Cees Stam was almost exclusively active as a stayer and at six-day races. In 1968 he became Dutch champion amateur stayer, which feat he would repeat seven times, both as an amateur and as a professional (from 1971 on). In 1968 and 1969 he came in second at the UCI Motor-paced World Championships, but in 1970 he won his first (amateur) world title, with Joop Stakenburg as pacer. Stakenburg also paced him to a professional world championship in both 1973 and 1974, while in 1977 Stam won his fourth world champion paced by Bruno Walrave. Stam came in second in 1972, 1975 and 1976 and third in 1978 and 1979, so that he was on the podium for 8 consecutive years. He also won the European championships twice.
Stam started 48 six-day races, but did not win any of them. After his cycling career he was national coach of the Dutch stayers and worked as a manager of cycling clothing company AGU until his retirement in 2007.
In 2007, a book was published about him and his cycling family.

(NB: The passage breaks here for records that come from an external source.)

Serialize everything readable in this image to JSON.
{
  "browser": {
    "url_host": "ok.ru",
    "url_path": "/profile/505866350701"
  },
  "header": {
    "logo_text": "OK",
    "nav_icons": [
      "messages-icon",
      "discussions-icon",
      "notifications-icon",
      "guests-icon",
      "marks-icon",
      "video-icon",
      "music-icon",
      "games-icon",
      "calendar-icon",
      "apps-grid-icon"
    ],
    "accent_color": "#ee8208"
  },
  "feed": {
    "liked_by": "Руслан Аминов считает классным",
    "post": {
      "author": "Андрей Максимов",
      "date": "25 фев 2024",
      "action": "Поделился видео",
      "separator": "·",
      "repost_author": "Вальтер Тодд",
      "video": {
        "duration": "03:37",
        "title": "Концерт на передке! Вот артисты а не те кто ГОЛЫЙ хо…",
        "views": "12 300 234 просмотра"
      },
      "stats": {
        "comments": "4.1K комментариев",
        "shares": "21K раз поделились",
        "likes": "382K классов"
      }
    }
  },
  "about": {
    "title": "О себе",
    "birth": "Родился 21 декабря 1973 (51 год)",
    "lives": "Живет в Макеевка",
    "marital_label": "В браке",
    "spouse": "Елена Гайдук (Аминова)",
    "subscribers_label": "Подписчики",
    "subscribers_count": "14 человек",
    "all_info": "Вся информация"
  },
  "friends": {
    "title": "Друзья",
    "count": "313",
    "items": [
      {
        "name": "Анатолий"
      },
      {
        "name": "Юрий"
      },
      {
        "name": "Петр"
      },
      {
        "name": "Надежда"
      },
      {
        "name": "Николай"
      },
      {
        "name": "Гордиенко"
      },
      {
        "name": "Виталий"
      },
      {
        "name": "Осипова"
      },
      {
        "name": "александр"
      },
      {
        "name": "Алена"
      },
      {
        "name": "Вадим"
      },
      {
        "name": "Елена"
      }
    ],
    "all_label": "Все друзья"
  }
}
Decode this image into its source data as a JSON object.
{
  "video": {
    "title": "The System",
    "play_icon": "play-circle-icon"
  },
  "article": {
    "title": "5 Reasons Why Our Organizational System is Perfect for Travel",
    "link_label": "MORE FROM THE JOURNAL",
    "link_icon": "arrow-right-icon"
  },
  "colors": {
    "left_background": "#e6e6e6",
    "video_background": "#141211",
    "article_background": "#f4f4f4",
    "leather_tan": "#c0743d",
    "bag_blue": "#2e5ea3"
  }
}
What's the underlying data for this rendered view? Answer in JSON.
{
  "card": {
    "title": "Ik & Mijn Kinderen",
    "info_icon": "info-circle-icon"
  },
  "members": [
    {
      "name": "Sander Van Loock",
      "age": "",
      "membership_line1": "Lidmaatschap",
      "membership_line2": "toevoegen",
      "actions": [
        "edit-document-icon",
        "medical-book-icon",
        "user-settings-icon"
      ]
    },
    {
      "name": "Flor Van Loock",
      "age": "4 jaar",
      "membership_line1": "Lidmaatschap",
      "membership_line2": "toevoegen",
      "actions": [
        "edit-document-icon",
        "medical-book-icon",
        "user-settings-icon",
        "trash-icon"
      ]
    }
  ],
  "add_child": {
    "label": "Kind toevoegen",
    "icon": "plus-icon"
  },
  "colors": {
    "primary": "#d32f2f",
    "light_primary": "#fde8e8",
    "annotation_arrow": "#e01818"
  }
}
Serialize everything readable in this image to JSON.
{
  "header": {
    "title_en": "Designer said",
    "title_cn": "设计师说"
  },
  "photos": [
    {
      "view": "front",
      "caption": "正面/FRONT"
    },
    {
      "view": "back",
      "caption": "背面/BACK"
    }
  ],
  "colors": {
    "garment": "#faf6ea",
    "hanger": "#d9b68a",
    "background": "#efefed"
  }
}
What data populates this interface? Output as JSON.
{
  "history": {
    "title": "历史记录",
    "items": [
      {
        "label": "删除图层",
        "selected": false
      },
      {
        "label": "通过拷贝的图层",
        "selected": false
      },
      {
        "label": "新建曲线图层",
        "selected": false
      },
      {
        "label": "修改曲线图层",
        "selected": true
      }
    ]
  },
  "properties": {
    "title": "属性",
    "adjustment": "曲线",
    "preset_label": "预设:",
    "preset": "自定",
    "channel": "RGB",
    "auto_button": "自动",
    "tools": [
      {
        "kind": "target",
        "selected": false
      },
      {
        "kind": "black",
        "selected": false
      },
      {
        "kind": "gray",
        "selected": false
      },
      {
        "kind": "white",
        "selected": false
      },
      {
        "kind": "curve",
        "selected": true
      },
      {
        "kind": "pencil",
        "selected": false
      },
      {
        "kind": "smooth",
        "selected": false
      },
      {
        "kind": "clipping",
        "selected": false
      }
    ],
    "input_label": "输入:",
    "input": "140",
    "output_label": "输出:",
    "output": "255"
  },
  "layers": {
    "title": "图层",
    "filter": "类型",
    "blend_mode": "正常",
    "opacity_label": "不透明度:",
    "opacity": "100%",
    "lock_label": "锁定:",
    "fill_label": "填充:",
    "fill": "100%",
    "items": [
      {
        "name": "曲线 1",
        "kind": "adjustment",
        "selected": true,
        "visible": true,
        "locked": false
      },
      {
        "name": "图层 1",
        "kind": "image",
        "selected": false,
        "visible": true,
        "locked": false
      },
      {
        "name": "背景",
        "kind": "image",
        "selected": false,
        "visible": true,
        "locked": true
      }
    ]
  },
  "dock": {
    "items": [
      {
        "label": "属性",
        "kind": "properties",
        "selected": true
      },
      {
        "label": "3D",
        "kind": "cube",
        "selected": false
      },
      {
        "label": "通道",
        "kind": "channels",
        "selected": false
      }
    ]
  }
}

In 2014 Stam suffered a serious crash when riding the derny in the 2014 edition of the Six Days of Amsterdam, which featured his grandson Yoeri Havik as a competitor. This crash ended his career as a pacer.